- _To do_
Search the material for the word "place" and copy every line in which it occurs.
+-------+
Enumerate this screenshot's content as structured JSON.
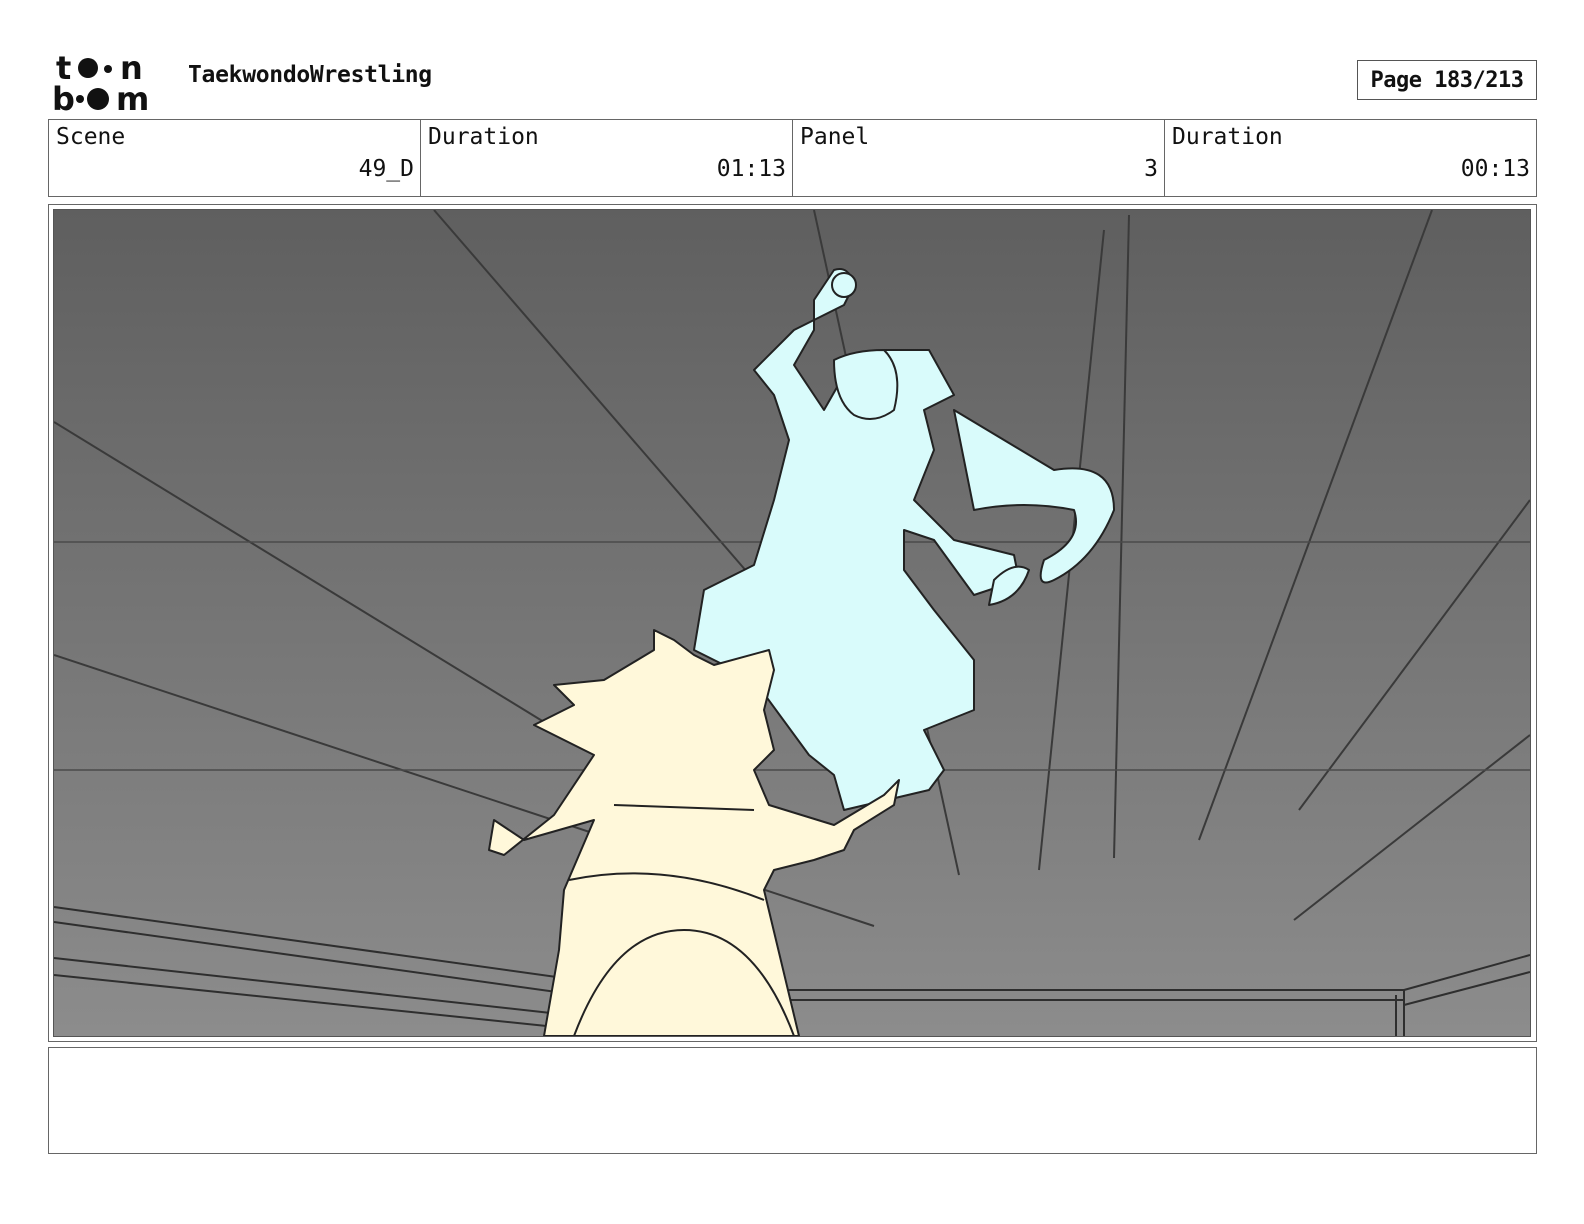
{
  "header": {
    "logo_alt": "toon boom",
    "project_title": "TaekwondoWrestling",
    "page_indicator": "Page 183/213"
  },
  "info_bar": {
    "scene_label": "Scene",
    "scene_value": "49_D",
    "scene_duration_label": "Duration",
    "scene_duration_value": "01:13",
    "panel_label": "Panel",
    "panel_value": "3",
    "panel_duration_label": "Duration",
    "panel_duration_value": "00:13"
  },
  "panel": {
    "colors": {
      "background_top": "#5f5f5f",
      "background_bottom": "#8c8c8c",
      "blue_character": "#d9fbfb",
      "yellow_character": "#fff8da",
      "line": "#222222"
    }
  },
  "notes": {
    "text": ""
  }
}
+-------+
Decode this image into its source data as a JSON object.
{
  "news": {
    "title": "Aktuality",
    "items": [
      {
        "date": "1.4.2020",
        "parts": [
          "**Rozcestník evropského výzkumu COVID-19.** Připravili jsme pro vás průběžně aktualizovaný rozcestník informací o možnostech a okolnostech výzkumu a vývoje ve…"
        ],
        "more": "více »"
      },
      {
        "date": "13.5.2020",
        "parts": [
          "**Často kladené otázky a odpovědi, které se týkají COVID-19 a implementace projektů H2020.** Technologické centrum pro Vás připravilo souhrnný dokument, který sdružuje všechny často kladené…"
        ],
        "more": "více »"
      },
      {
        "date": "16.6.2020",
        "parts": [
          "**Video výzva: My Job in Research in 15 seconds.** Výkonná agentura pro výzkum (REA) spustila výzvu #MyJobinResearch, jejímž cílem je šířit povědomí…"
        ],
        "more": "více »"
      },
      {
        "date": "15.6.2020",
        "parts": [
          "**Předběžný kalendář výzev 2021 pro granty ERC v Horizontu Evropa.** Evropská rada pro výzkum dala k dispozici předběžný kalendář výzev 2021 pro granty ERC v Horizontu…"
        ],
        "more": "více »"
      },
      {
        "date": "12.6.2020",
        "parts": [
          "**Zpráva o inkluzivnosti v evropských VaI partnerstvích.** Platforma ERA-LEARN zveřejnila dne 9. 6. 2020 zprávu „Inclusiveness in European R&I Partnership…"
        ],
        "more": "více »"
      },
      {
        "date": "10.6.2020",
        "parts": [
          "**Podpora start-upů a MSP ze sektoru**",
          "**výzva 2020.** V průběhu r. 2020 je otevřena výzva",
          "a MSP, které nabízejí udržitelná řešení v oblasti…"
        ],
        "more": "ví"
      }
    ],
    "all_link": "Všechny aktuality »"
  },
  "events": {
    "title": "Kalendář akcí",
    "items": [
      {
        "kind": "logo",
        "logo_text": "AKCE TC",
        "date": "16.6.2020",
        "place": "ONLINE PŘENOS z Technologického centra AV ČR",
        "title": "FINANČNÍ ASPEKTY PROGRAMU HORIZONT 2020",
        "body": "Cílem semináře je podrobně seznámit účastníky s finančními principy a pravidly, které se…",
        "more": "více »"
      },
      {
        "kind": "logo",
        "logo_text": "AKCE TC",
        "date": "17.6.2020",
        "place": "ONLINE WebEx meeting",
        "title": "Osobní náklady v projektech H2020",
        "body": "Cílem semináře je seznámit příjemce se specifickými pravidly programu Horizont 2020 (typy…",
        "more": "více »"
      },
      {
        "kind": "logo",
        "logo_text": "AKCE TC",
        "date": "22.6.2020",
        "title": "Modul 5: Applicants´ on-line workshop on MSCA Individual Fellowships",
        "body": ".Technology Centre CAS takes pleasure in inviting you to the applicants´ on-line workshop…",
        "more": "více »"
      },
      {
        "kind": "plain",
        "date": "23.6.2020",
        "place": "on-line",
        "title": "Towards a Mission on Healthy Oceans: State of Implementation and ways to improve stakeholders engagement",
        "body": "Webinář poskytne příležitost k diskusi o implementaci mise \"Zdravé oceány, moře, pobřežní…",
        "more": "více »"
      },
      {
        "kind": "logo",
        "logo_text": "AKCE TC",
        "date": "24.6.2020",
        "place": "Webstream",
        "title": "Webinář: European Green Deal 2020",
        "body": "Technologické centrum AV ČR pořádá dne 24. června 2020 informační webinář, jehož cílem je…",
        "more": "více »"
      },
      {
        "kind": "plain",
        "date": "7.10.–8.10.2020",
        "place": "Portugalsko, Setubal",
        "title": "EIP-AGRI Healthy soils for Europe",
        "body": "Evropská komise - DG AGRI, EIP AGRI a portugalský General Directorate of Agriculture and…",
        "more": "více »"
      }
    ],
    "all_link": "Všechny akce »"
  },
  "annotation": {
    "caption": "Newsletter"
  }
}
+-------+
- _Your response_
        "place": "ONLINE PŘENOS z Technologického centra AV ČR",
        "place": "ONLINE WebEx meeting",
        "place": "on-line",
        "place": "Webstream",
        "place": "Portugalsko, Setubal",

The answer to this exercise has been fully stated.